The technology behind this is amazing, though. What we're really talking about is how the maths running in our machines sees and understands the world. Since human perception is a rich area for artists, it seems logical that machine perception would be too. Indeed, one of my favourite pieces of art from this era makes that connection explicitly.

Like Magritte's original, that image lends itself to a lot of unpacking. What even does it mean for an image classification algorithm to identify a painting of a pipe with a confidence of 0.145? One thing it implies is subjectivity within computer vision, that a slightly different algorithm trained on a slightly different set of images would have a slightly different confidence. Which means we, on the other side or the camera lens, cannot predict how a computer system will see us. Are we seen or are we invisible? And if we are seen, how are we interpreted? What data-set are we associated with?

A few years ago I was working on a performance that involved a camera obscura installed on a pedestrian thoroughfare on a traffic island in Birmingham. We had a courtesy visit from the local beat police officer who let us know his details in case we had problems and cautioned us to watch out for the "Polish street drinkers" who could get aggressive. But while we were setting up I'd had a few conversations with scruffy looking blokes with east European accents about what we were doing. They weren't aggressive in the slightest. A bit odd, sure, but friendly and curious. I don't blame the officer – his experience of them was always going to be confrontational and that informs his view of them, which was not relevant to my situation. Similarly my experience would not be a useful metric to inform policing after dark.

  • Confirmation bias – Wikipedia, "the tendency to search for, interpret, favor, and recall information that confirms or supports one's prior personal beliefs or values", is a fascinating thing.
  • From recognising stuff to making stuff.
  • Pictures that were never taken. Deep fakes.
  • A dead end of tech demos.

Tech Solutionalism

Mass Surveillance

Making sense of a post-Snowden world.

Mediated World

How do we construct our realities when everything is media.

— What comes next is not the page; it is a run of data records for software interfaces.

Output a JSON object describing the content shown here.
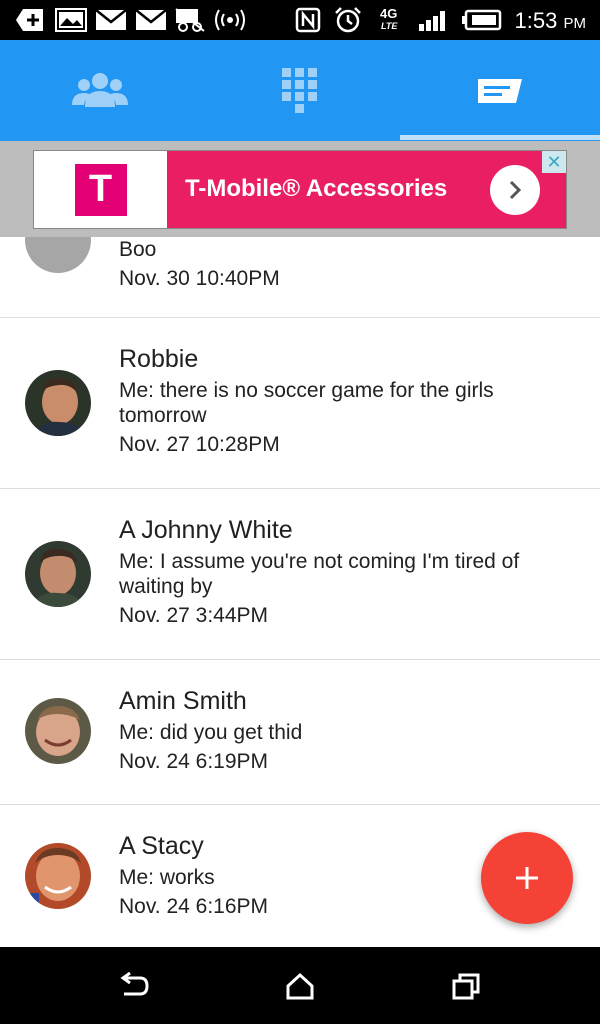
{
  "status_bar": {
    "time": "1:53",
    "ampm": "PM",
    "network": "4G LTE",
    "icons": [
      "add-notification-icon",
      "image-icon",
      "mail-icon",
      "mail-icon",
      "voicemail-off-icon",
      "wireless-icon",
      "nfc-icon",
      "alarm-icon",
      "lte-icon",
      "signal-icon",
      "battery-icon"
    ]
  },
  "tabs": [
    {
      "name": "contacts",
      "icon": "people-icon"
    },
    {
      "name": "dialpad",
      "icon": "dialpad-icon"
    },
    {
      "name": "messages",
      "icon": "message-icon",
      "selected": true
    }
  ],
  "ad": {
    "logo_text": "T",
    "text": "T-Mobile® Accessories",
    "close": "✕"
  },
  "conversations": [
    {
      "name": "",
      "message": "Boo",
      "date": "Nov. 30 10:40PM"
    },
    {
      "name": "Robbie",
      "message": "Me: there is no soccer game for the girls tomorrow",
      "date": "Nov. 27 10:28PM"
    },
    {
      "name": "A Johnny White",
      "message": "Me: I assume you're not coming I'm tired of waiting by",
      "date": "Nov. 27 3:44PM"
    },
    {
      "name": "Amin Smith",
      "message": "Me: did you get thid",
      "date": "Nov. 24 6:19PM"
    },
    {
      "name": "A Stacy",
      "message": "Me: works",
      "date": "Nov. 24 6:16PM"
    }
  ],
  "fab": {
    "label": "+"
  },
  "colors": {
    "primary": "#2196f3",
    "accent": "#f44336",
    "ad_pink": "#e91e63",
    "tmobile_magenta": "#e20074"
  }
}
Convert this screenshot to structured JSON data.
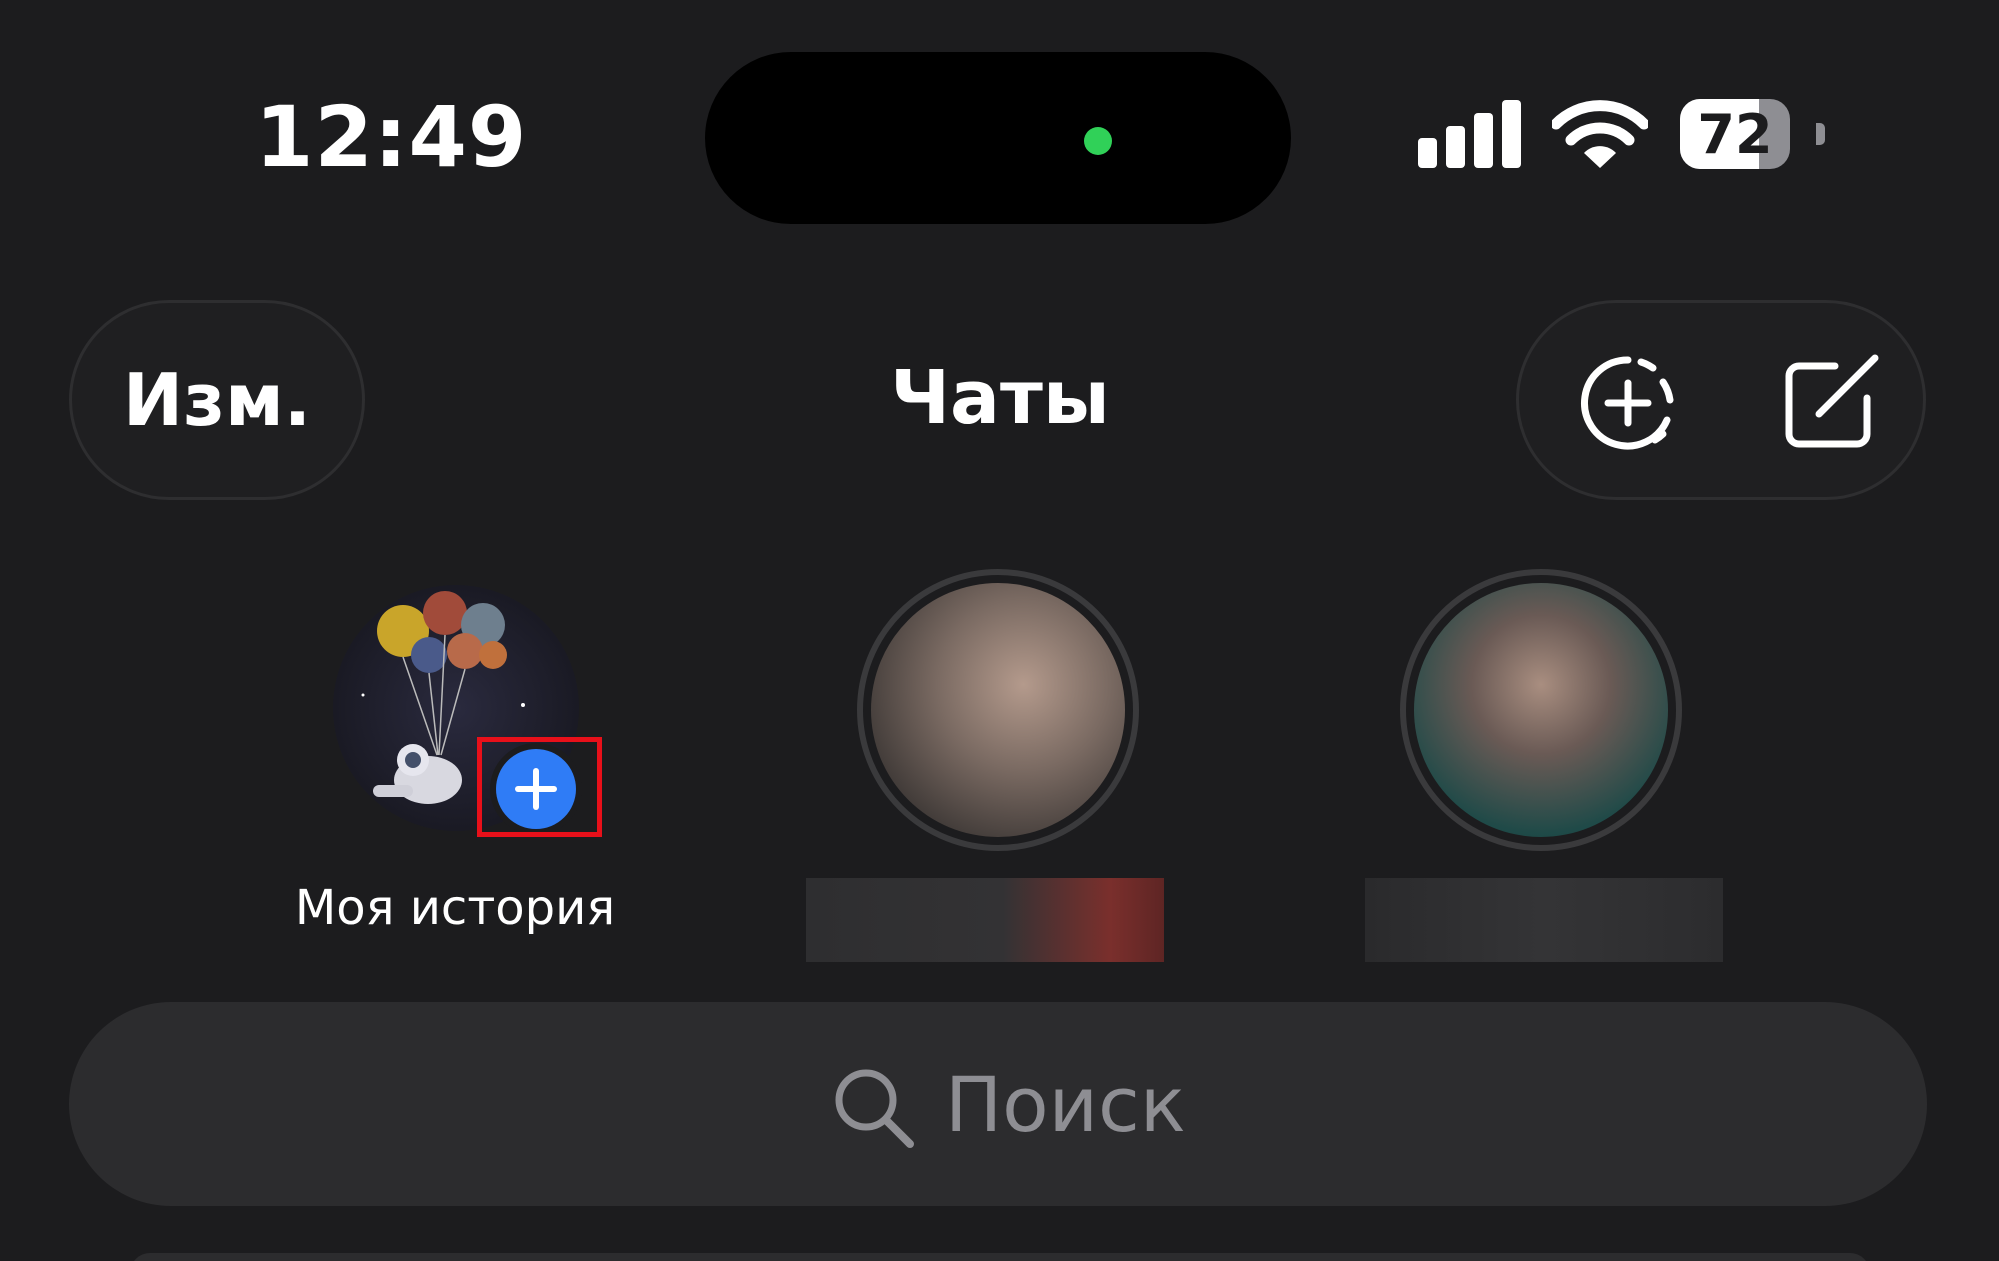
{
  "status_bar": {
    "time": "12:49",
    "battery_percent": "72",
    "battery_level": 0.72,
    "signal_bars": 4,
    "camera_indicator_color": "#30d158"
  },
  "nav": {
    "edit_label": "Изм.",
    "title": "Чаты",
    "new_story_icon": "add-story-icon",
    "compose_icon": "compose-icon"
  },
  "stories": {
    "my_story_label": "Моя история",
    "add_badge_color": "#2f7cf6",
    "highlight_color": "#e8101a"
  },
  "search": {
    "placeholder": "Поиск"
  },
  "colors": {
    "background": "#1c1c1e",
    "accent": "#2f7cf6"
  }
}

Is everything media?

Who controls the reality construction

The corporatisation of life online and off.

The Black Box

The systems of the internet are hidden.

Cargo Cults